The Press Complaints Commission said today it has not upheld a complaint from Andrew Cowles, the civil partner of singer Stephen Gately, against the Daily Mail column by Jan Moir which provoked a storm of protest on Twitter and 25,000 complaints to the Commission after it was published last October.It has welcomed Moir's apology to the family of Stephen Gately but claimed "the price of freedom of expression is that commentators and columnists say things with which other people may not agree".
The PCC said: "After detailed and thorough consideration by the Commission, the complaint was not upheld. The Commission could, however, fully understand why the complainant - and indeed the 25,000 people who also complained to the PCC - were upset by the article. At the heart of the story was the tragic death of a young man which had affected a large number of people, and the Commission considered that the newspaper had to accept responsibility for the distress it had caused. It welcomed the columnist's apology to the family for the ill-timed nature of the article, which was the right response on her part.
"However, the Commission also had to consider the complaint in the wider context of press freedom - a fundamental component of a working democracy. The complaint raised an essential point of principle for the Commission: the extent to which a newspaper has the right to publish opinions that many readers may find unpalatable and offensive."

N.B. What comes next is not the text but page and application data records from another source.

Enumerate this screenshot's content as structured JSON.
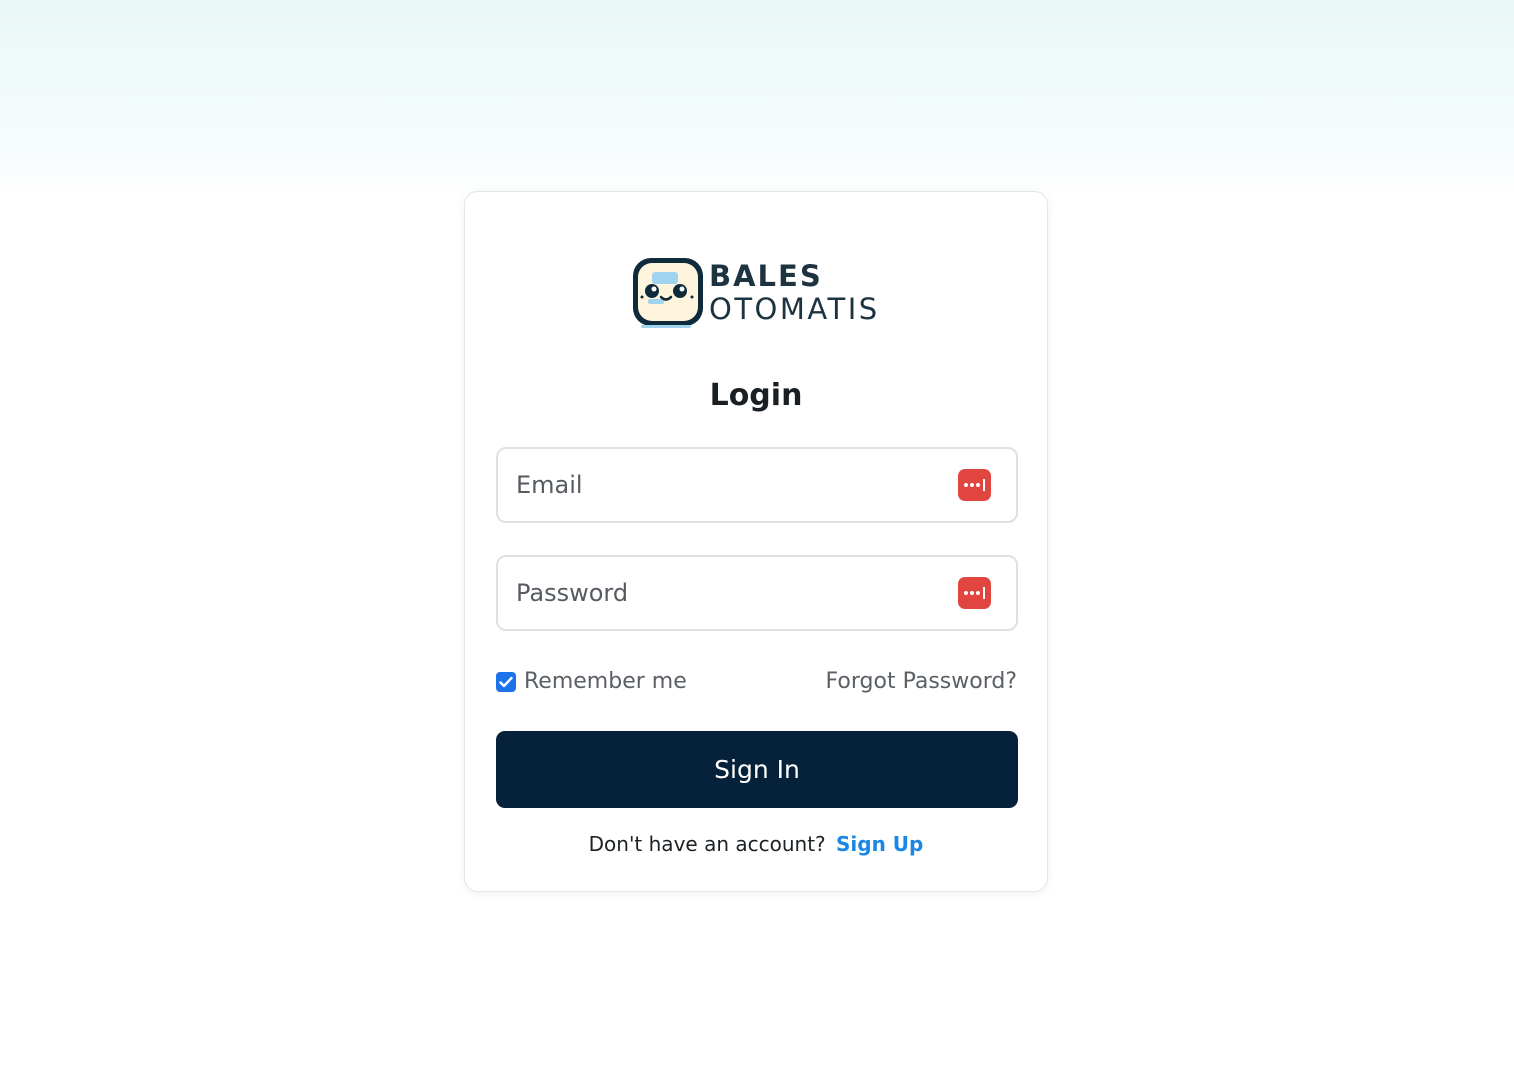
{
  "logo": {
    "line1": "BALES",
    "line2": "OTOMATIS",
    "icon": "robot-face-icon"
  },
  "form": {
    "title": "Login",
    "email": {
      "placeholder": "Email",
      "value": "",
      "icon": "password-manager-icon"
    },
    "password": {
      "placeholder": "Password",
      "value": "",
      "icon": "password-manager-icon"
    },
    "remember_me": {
      "label": "Remember me",
      "checked": true
    },
    "forgot_password": "Forgot Password?",
    "submit_label": "Sign In",
    "signup_prompt": "Don't have an account?",
    "signup_link": "Sign Up"
  },
  "colors": {
    "primary_button": "#05223a",
    "link": "#1a86e6",
    "checkbox": "#1a73e8",
    "password_manager_badge": "#e0453f",
    "background_top": "#eaf8f8"
  }
}
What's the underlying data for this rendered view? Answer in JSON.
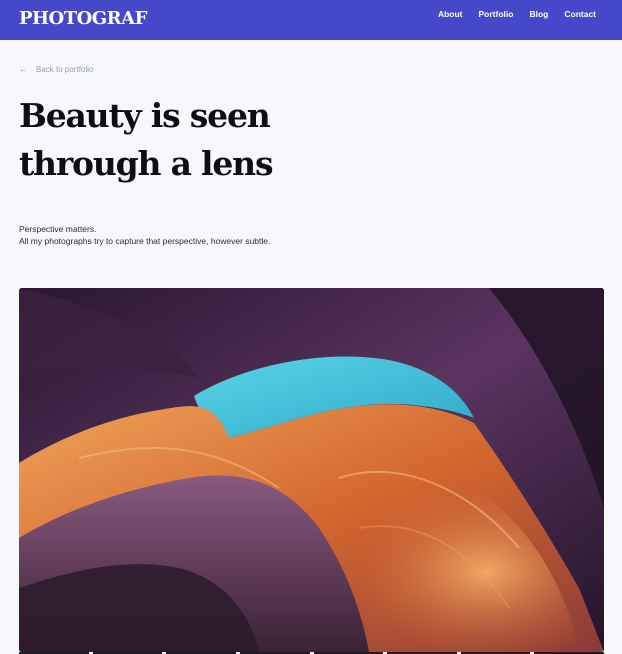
{
  "brand": {
    "logo": "PHOTOGRAF"
  },
  "nav": {
    "items": [
      "About",
      "Portfolio",
      "Blog",
      "Contact"
    ]
  },
  "back_link": {
    "label": "Back to portfolio"
  },
  "hero": {
    "title_line1": "Beauty is seen",
    "title_line2": "through a lens",
    "desc_line1": "Perspective matters.",
    "desc_line2": "All my photographs try to capture that perspective, however subtle."
  },
  "icons": {
    "back": "arrow-left-icon"
  },
  "colors": {
    "nav_bg": "#4549c9",
    "page_bg": "#f7f8fc",
    "heading": "#0d0d12"
  }
}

In its ruling, the Commission said: "As a general point, the Commission considered that it should be slow to prevent columnists from expressing their views, however controversial they may be. The price of freedom of expression is that commentators and columnists say things with which other people may not agree, may find offensive or may consider to be inappropriate. Robust opinion sparks vigorous debate; it can anger and upset. This is not of itself a bad thing. Argument and debate are working parts of an active society and should not be constrained unnecessarily (within the boundaries of the Code and the law)".
PCC director Stephen Abell commented: "This was a difficult but important case for the Commission to deal with. The article clearly caused distress to Mr Cowles, as well as many others, and this was regrettable. It was right that those concerned about the article should be able to register their anger in a variety of ways: by writing to the newspaper, by communicating on the internet and by complaining to the PCC.

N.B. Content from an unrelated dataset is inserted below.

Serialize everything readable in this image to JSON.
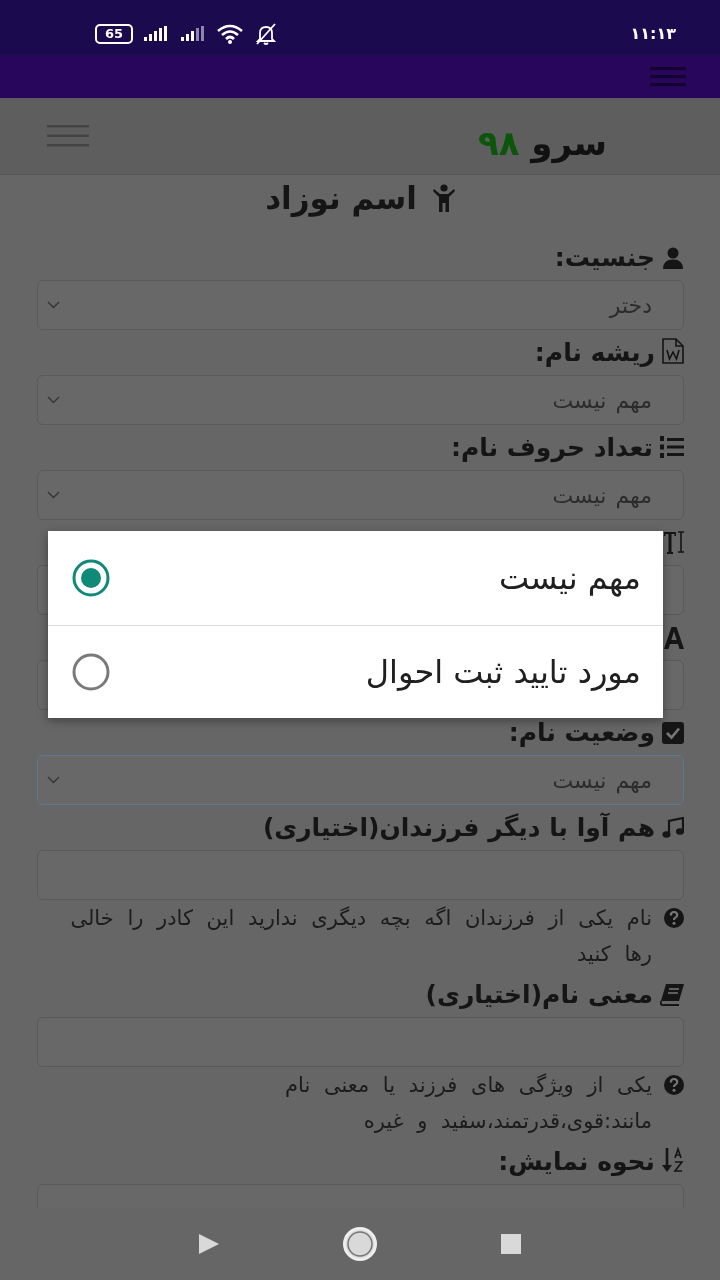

"The fact that there were so many forums for challenging Ms Moir's view is evidence of a strong culture of public debate and accountability. In the end, the Commission, while not shying away from recognising the flaws in the article, has judged that it would not be proportionate to rule against the columnist's right to offer freely-expressed views about something that was the focus of public attention".
You can read the full adjudication here.